**EXERCISE INSTRUCTIONS:** Of the lines below, report only those that contain "Нравится".

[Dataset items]
+++

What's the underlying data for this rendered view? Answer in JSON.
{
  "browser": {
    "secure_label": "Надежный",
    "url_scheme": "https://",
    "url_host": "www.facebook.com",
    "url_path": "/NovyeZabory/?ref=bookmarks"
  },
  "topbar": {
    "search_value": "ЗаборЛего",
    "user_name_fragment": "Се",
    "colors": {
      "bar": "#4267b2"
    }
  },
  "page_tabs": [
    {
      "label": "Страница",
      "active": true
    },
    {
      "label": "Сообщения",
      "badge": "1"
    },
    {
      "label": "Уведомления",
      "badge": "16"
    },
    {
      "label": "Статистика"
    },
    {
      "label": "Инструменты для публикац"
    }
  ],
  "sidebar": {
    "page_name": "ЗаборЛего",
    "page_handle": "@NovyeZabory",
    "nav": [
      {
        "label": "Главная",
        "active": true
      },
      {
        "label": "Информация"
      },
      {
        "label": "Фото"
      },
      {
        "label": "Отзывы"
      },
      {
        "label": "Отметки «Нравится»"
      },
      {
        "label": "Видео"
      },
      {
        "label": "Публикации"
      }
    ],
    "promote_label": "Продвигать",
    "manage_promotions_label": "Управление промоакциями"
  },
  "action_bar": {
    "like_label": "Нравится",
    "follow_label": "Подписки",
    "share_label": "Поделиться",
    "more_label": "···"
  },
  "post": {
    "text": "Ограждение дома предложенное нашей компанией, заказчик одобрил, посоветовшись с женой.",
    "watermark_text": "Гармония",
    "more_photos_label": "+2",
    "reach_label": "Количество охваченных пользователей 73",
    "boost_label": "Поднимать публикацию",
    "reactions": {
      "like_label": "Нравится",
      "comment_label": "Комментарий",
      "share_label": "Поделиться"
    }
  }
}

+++

**RESPONSE TO THIS EXERCISE:**
        "label": "Отметки «Нравится»"
    "like_label": "Нравится",
      "like_label": "Нравится",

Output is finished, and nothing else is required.